▼▼▼

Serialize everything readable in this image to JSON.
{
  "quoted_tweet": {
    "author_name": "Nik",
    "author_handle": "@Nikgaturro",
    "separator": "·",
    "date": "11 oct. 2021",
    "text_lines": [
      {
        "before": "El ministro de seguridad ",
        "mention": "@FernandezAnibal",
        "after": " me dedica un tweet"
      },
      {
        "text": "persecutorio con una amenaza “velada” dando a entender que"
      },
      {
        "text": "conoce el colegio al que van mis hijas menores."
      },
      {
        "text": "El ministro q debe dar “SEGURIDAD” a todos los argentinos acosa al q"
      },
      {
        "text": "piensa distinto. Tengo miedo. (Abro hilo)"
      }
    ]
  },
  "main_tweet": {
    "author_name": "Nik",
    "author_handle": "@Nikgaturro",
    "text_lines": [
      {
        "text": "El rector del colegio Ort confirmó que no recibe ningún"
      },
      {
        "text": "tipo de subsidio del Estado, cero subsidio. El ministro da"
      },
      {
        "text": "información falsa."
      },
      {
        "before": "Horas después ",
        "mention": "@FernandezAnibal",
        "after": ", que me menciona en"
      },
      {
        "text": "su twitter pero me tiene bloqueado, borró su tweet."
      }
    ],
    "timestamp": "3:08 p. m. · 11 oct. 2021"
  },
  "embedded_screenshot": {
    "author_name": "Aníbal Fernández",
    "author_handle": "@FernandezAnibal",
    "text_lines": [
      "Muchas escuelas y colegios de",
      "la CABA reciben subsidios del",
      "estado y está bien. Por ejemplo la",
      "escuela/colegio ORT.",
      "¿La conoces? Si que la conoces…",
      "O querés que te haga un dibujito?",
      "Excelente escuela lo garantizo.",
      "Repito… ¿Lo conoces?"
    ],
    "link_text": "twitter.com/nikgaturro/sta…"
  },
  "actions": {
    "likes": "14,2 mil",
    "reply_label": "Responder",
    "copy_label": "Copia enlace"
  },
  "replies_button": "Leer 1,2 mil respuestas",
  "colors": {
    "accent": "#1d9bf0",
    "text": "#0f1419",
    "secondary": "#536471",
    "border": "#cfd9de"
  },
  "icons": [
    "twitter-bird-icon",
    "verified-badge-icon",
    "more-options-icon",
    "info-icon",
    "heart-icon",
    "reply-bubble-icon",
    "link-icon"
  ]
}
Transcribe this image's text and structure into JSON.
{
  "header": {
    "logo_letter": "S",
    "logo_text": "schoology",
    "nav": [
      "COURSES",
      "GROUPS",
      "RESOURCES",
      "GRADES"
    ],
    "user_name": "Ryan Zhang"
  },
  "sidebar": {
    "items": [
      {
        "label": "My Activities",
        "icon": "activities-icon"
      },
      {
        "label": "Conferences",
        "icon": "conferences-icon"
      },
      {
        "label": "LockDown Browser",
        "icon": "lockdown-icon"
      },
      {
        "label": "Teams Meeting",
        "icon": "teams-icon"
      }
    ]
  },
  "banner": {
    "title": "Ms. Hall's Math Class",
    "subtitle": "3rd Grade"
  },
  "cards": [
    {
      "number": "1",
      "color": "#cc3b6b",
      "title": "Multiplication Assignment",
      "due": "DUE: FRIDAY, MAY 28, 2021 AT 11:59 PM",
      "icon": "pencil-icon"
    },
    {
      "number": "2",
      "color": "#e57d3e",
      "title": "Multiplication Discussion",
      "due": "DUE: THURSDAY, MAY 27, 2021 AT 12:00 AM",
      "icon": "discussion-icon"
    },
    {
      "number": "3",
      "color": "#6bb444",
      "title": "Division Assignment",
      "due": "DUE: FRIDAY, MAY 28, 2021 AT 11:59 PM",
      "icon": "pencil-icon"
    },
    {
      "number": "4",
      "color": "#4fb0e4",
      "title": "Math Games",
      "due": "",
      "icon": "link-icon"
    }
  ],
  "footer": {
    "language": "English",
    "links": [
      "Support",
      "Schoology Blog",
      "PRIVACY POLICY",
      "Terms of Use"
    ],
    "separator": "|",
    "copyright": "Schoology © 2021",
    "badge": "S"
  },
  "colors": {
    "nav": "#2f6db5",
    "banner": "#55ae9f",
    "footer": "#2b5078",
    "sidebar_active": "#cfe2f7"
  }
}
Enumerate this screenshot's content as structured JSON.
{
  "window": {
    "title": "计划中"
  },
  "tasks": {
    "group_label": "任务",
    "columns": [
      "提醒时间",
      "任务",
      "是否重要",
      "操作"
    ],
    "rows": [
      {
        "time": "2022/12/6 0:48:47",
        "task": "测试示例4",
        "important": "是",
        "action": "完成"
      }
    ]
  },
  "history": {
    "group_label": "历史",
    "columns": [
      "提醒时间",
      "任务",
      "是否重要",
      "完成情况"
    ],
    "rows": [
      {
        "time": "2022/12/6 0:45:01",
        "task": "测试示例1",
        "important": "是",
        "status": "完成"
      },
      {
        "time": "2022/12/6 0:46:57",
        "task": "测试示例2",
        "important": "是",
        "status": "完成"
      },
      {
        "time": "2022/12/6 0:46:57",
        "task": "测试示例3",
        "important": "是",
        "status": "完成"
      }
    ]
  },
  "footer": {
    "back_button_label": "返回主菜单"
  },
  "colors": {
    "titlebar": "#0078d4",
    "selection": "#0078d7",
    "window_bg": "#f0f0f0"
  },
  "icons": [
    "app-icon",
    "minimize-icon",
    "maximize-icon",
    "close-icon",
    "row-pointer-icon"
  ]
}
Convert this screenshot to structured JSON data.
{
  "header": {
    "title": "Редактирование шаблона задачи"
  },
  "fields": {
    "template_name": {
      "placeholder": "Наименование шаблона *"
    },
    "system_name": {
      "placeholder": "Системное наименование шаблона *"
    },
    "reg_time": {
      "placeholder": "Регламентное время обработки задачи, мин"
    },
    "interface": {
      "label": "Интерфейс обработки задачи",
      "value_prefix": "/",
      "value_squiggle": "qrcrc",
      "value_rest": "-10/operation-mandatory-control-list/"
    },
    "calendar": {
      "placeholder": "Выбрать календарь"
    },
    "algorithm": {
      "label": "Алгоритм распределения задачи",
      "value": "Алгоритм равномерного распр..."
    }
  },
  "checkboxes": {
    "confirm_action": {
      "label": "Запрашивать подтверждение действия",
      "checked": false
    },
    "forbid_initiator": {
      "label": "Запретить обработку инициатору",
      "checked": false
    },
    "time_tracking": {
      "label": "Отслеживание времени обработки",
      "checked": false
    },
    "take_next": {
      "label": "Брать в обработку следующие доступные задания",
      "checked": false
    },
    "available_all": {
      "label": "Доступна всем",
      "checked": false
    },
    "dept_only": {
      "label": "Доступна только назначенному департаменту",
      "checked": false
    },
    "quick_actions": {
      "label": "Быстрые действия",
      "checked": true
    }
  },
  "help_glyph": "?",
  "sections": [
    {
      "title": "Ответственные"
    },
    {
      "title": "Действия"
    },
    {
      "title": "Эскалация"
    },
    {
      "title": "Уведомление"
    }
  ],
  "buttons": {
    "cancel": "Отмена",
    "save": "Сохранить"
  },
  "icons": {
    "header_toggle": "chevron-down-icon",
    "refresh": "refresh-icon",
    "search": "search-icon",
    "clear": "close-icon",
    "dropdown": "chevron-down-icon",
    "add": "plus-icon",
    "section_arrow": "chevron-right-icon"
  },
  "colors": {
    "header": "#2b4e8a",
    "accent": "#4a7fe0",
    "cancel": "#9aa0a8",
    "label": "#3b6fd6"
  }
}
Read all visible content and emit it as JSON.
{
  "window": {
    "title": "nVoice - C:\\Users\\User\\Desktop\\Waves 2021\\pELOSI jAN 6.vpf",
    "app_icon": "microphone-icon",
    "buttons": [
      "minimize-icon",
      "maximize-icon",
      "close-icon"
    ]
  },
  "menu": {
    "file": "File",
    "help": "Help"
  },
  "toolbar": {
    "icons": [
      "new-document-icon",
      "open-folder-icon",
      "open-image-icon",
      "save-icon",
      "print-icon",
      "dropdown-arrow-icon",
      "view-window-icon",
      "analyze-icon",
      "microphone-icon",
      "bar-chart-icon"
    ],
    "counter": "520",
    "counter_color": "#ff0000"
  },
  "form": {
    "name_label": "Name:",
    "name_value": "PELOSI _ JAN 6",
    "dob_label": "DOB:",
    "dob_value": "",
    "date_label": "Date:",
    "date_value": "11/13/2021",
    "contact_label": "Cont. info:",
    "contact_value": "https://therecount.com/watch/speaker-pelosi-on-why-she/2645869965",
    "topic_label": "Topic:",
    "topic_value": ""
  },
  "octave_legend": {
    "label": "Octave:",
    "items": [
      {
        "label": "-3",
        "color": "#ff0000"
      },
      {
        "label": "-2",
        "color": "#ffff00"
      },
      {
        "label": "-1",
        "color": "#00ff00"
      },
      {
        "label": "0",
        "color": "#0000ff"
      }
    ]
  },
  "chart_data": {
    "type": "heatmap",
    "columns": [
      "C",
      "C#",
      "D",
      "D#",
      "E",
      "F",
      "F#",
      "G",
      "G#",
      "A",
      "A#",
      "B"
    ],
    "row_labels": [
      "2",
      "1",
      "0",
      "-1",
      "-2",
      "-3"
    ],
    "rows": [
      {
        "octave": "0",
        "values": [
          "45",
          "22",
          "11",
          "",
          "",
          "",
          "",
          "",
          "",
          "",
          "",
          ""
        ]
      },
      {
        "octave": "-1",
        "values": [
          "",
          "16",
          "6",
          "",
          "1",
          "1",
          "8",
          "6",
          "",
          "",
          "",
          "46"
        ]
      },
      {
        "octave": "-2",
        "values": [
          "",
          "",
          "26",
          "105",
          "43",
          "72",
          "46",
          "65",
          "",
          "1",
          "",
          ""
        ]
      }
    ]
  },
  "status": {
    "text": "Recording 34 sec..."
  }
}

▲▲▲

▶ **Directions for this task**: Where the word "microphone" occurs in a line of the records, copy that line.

▶ **Response to the exercise**:
    "app_icon": "microphone-icon",
      "microphone-icon",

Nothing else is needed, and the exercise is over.